-------- Records to use --------

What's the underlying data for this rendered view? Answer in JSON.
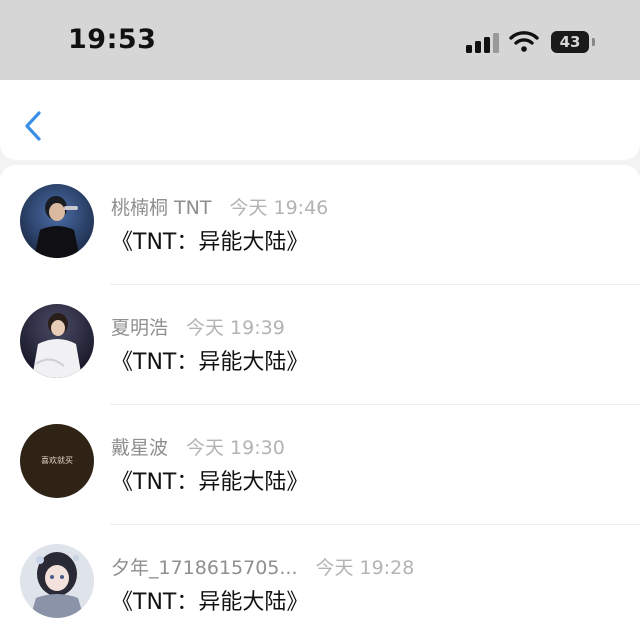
{
  "status_bar": {
    "time": "19:53",
    "battery": "43",
    "icons": [
      "cellular-signal-icon",
      "wifi-icon",
      "battery-icon"
    ]
  },
  "nav": {
    "back_icon": "chevron-left-icon",
    "accent_color": "#3b8fe6"
  },
  "messages": [
    {
      "name": "桃楠桐 TNT",
      "time": "今天 19:46",
      "text": "《TNT：异能大陆》"
    },
    {
      "name": "夏明浩",
      "time": "今天 19:39",
      "text": "《TNT：异能大陆》"
    },
    {
      "name": "戴星波",
      "time": "今天 19:30",
      "text": "《TNT：异能大陆》",
      "avatar_text": "喜欢就买"
    },
    {
      "name": "夕年_1718615705...",
      "time": "今天 19:28",
      "text": "《TNT：异能大陆》"
    }
  ]
}
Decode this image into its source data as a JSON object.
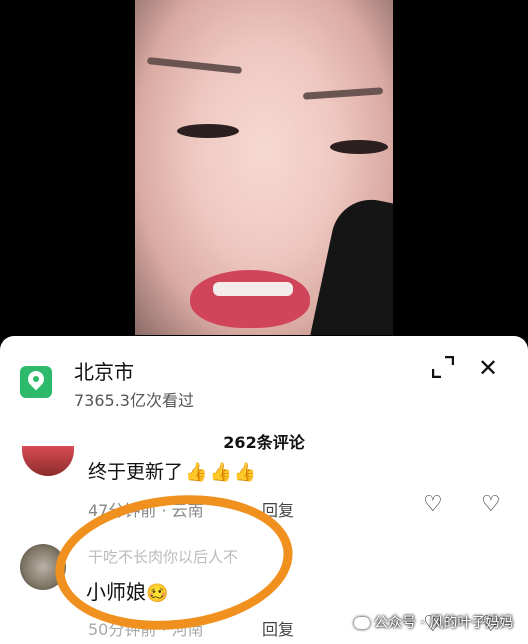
{
  "location": {
    "title": "北京市",
    "views": "7365.3亿次看过",
    "expand_icon": "expand-icon",
    "close_icon": "close-icon",
    "close_glyph": "✕"
  },
  "comments_header": "262条评论",
  "comments": [
    {
      "text": "终于更新了",
      "emojis": [
        "👍",
        "👍",
        "👍"
      ],
      "meta": "47分钟前 · 云南",
      "reply": "回复"
    },
    {
      "user": "干吃不长肉你以后人不",
      "text": "小师娘",
      "emoji": "🥴",
      "meta": "50分钟前 · 河南",
      "reply": "回复"
    }
  ],
  "icons": {
    "like": "♡",
    "dislike": "♡"
  },
  "colors": {
    "accent_green": "#2dbb6b",
    "highlight_orange": "#f0901e"
  },
  "watermark": "公众号 · 风的叶子妈妈"
}
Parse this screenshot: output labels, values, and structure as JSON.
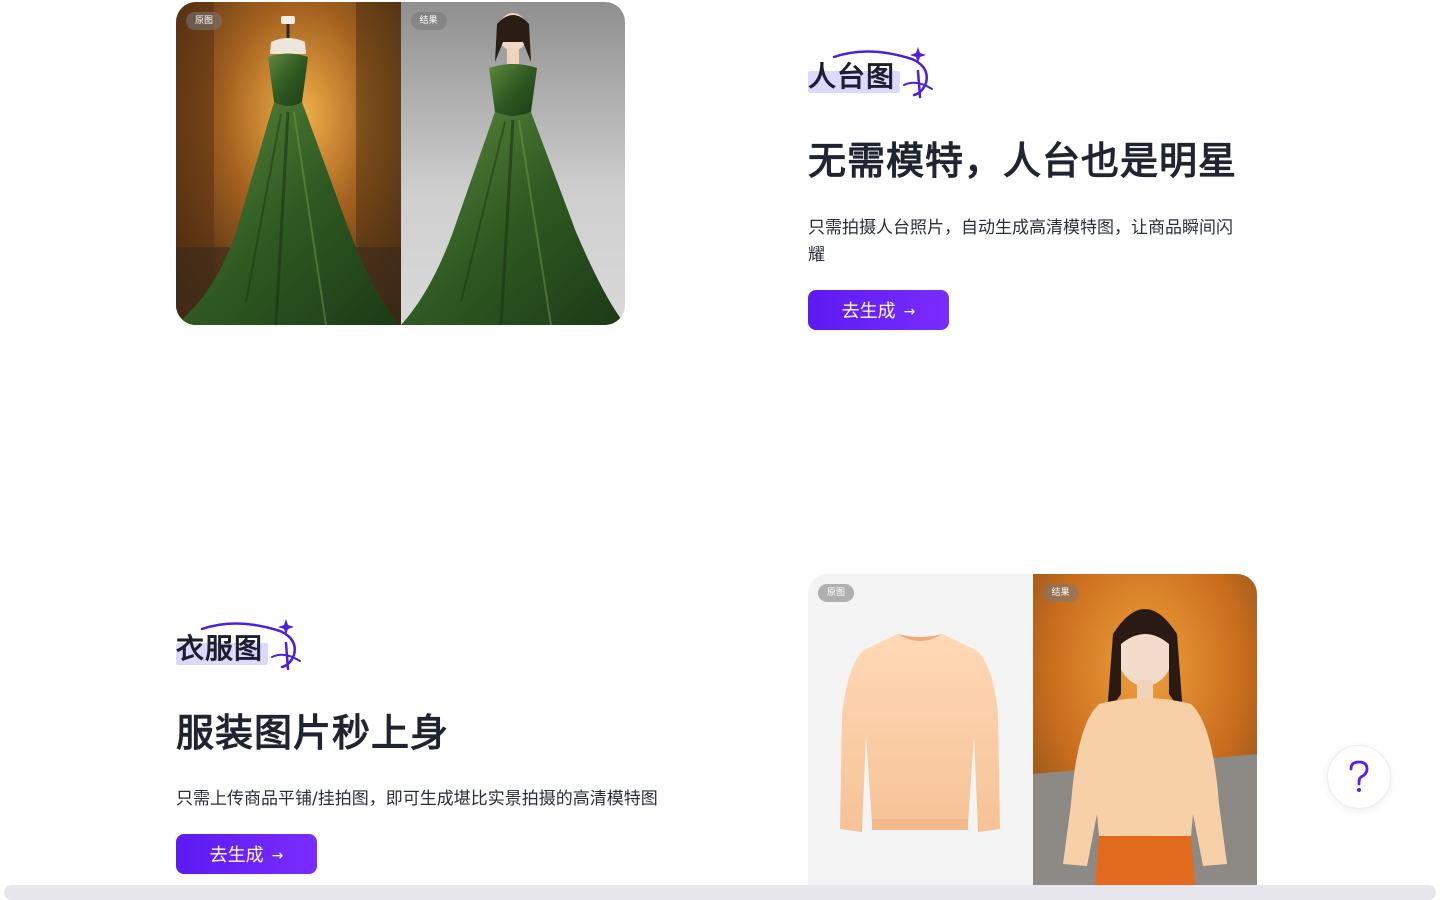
{
  "features": [
    {
      "tag": "人台图",
      "headline": "无需模特，人台也是明星",
      "description": "只需拍摄人台照片，自动生成高清模特图，让商品瞬间闪耀",
      "cta_label": "去生成",
      "before_label": "原图",
      "after_label": "结果"
    },
    {
      "tag": "衣服图",
      "headline": "服装图片秒上身",
      "description": "只需上传商品平铺/挂拍图，即可生成堪比实景拍摄的高清模特图",
      "cta_label": "去生成",
      "before_label": "原图",
      "after_label": "结果"
    }
  ],
  "help_button": {
    "icon": "question-icon"
  },
  "colors": {
    "accent": "#5b1bf2",
    "accent_end": "#7b2cff",
    "tag_highlight": "#dcd8ff",
    "text_dark": "#1f2430"
  }
}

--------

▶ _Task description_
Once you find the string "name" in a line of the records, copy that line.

▶ _Solution to the exercise_
      "name": "桃楠桐 TNT",
      "name": "夏明浩",
      "name": "戴星波",
      "name": "夕年_1718615705...",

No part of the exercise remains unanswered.